*** Study material ***

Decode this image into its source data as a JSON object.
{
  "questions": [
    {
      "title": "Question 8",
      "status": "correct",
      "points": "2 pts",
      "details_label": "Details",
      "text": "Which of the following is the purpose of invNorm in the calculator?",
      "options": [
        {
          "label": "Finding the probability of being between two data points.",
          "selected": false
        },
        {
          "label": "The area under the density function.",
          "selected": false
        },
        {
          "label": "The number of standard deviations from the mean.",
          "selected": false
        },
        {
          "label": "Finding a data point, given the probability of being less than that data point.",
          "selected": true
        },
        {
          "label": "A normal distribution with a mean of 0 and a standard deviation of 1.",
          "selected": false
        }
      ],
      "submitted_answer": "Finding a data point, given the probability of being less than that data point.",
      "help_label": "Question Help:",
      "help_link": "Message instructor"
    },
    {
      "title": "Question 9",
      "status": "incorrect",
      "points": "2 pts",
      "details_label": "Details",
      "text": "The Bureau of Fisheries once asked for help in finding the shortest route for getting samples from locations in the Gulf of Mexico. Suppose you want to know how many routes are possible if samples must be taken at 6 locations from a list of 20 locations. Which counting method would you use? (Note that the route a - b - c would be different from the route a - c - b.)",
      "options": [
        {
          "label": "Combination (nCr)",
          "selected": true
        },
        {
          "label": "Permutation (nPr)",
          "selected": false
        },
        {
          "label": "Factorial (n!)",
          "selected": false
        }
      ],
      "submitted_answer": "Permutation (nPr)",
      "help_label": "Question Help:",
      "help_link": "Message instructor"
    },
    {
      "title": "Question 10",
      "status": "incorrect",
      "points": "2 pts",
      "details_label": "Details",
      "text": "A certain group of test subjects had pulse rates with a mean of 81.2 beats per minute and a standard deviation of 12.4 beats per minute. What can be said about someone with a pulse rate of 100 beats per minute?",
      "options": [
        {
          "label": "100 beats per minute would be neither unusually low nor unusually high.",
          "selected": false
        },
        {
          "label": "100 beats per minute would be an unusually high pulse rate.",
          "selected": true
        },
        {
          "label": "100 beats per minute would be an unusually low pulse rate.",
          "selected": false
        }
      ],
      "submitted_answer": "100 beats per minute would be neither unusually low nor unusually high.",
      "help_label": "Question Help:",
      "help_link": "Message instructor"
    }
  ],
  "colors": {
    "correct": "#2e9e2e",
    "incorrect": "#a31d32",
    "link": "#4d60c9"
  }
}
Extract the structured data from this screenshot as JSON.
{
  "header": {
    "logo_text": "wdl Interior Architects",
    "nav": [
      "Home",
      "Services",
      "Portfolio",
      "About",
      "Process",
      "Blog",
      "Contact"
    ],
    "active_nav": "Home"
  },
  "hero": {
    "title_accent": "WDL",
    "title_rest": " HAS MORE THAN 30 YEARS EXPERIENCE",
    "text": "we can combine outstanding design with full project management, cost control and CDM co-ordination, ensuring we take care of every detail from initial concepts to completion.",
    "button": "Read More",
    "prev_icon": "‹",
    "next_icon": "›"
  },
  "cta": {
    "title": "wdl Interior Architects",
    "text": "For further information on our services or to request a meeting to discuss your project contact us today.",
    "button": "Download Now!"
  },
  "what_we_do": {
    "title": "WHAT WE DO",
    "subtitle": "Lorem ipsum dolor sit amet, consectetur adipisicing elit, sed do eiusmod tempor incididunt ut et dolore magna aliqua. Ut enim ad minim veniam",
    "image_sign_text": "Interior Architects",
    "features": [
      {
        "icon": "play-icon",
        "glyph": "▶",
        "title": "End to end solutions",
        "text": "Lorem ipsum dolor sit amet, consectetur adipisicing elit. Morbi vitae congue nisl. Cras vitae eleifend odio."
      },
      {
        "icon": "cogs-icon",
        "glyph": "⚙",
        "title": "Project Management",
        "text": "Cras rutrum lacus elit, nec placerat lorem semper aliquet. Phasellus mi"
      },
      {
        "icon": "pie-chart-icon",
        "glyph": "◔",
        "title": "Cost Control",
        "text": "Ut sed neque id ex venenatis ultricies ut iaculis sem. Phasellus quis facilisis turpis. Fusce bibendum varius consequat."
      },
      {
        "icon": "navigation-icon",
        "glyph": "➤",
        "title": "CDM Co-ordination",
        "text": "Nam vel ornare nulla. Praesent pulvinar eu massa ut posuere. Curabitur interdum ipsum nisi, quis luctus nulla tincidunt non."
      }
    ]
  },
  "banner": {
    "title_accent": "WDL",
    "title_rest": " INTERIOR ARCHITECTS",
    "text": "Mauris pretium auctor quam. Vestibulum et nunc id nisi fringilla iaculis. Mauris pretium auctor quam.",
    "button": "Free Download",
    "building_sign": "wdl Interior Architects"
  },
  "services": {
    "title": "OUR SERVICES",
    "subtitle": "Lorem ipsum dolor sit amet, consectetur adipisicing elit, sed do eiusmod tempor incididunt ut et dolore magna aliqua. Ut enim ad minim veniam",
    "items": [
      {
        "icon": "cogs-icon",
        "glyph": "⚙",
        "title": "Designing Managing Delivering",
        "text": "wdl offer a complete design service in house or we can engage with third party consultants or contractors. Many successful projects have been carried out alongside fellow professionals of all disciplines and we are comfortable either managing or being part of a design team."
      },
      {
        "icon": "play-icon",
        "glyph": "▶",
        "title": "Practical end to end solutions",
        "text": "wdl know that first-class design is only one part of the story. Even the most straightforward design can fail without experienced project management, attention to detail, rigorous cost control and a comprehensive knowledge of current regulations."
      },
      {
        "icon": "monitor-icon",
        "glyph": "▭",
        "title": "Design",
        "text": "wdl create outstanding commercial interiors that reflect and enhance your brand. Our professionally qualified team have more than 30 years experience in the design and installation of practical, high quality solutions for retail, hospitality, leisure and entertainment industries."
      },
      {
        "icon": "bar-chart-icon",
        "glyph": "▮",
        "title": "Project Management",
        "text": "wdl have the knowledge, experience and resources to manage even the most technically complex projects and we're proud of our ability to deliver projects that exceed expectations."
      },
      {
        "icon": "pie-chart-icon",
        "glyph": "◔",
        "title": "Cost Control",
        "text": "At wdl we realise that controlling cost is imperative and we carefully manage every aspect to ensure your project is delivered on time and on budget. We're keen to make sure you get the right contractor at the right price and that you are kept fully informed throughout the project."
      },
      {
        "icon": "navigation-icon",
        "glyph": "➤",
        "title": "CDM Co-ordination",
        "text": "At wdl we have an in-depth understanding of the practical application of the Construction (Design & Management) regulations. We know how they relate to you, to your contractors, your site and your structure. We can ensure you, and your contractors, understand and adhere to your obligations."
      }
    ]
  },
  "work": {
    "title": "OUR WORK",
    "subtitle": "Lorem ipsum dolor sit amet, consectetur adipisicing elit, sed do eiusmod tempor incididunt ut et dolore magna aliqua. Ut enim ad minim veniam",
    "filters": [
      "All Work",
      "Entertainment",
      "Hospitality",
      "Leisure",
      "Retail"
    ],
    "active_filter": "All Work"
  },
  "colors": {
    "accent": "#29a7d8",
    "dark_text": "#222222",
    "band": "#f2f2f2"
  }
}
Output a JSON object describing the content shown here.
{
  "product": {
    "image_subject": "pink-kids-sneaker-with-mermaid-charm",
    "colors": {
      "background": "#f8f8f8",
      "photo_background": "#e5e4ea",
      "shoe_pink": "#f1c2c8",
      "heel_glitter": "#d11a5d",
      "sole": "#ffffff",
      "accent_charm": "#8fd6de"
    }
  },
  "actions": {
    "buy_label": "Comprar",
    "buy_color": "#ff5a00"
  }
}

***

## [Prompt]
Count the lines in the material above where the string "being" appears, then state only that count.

## [Exercise response]
4